◆ DIRECTIONS FOR THIS TASK
Check each line of the records below for the word "Titles" and give the number of lines that have it, with nothing added.

(Excerpts from a dataset)
+===+

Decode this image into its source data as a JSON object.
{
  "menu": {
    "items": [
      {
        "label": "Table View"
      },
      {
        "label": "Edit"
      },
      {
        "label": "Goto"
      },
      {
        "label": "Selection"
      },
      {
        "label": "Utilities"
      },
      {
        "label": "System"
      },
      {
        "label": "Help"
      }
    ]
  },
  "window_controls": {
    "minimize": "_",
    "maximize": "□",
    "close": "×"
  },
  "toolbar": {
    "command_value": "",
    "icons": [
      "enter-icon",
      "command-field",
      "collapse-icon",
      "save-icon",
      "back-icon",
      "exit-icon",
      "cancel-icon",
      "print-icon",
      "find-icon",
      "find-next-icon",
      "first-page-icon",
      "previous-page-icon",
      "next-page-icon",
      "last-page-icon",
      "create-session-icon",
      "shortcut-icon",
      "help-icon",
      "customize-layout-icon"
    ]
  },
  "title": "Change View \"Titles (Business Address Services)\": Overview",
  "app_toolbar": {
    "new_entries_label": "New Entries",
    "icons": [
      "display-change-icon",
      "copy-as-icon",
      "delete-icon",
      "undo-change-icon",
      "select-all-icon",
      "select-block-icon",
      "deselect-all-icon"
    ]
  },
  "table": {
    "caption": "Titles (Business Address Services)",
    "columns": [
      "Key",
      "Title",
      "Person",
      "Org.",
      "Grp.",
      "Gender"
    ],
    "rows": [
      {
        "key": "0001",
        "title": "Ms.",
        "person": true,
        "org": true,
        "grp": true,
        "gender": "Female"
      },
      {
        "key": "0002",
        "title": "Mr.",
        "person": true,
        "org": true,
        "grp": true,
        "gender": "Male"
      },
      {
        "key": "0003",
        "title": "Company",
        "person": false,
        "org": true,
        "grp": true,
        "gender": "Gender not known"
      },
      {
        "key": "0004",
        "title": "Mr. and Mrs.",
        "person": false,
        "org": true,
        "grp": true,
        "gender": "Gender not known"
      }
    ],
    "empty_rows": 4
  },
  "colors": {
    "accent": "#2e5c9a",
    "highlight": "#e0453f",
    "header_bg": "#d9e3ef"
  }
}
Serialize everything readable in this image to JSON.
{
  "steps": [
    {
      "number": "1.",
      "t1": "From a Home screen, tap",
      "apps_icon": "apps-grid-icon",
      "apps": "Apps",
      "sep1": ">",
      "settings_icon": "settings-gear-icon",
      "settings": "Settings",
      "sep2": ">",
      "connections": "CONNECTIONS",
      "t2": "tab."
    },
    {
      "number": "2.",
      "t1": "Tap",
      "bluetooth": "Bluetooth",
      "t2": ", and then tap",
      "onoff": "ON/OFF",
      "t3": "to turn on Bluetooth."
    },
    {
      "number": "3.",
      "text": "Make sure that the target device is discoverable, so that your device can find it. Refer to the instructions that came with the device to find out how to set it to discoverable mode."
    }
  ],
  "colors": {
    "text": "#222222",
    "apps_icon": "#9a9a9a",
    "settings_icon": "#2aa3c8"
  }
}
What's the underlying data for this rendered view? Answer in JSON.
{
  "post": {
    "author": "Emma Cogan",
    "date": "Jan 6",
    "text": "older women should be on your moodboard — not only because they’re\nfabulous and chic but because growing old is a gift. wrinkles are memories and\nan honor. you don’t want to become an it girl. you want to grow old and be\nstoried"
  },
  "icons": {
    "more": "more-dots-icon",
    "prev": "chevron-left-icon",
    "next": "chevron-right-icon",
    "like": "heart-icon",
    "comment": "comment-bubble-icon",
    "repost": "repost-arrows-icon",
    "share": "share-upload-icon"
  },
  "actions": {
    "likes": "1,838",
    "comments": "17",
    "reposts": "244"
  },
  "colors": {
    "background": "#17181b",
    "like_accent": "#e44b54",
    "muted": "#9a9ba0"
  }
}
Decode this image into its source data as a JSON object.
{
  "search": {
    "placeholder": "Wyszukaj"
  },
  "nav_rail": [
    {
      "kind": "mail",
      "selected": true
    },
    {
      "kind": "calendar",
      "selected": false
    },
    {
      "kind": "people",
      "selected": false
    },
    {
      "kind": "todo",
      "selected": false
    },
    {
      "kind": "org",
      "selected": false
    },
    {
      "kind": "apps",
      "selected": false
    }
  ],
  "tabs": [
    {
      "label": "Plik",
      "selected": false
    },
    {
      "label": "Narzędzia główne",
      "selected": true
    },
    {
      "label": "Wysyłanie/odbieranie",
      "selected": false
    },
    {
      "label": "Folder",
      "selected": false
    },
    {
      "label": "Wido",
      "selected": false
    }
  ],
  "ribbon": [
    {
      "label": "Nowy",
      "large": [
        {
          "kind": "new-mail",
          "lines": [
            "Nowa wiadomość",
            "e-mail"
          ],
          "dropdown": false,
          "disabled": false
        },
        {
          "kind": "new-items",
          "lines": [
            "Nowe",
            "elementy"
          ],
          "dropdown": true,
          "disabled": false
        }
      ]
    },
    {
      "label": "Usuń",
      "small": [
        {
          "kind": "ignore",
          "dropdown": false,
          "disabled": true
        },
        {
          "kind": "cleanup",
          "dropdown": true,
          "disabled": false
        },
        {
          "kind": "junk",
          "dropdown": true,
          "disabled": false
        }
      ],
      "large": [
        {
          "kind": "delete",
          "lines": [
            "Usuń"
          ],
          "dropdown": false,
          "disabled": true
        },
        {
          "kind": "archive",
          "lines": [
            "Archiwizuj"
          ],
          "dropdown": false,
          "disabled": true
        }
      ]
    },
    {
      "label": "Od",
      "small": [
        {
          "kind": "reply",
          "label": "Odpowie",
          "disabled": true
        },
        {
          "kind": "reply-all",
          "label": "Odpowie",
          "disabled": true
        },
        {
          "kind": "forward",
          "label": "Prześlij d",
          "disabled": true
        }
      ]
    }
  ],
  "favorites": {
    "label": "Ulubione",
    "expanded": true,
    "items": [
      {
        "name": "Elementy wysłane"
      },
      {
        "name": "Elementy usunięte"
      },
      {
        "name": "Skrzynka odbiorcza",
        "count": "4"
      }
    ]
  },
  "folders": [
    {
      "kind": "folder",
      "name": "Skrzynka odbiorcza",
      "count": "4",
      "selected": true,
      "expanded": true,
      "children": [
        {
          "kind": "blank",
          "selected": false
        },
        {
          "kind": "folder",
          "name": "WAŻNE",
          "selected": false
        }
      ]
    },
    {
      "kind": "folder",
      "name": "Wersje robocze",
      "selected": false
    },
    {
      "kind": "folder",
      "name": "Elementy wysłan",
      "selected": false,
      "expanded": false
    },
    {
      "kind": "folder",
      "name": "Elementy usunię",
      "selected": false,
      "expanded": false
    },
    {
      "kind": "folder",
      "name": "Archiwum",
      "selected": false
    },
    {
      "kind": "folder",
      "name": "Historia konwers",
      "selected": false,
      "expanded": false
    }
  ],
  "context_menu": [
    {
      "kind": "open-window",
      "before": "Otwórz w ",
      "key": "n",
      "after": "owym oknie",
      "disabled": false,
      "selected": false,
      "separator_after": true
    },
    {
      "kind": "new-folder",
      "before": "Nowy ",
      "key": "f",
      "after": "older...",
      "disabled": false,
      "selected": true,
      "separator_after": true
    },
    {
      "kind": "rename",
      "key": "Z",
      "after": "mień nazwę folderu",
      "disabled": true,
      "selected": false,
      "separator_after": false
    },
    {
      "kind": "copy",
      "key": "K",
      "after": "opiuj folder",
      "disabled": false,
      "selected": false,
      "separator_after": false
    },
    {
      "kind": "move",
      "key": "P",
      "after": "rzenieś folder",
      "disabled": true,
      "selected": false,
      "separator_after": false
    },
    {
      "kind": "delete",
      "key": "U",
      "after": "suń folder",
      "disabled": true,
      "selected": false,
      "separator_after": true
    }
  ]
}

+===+

◆ REPLY TO THE TASK
2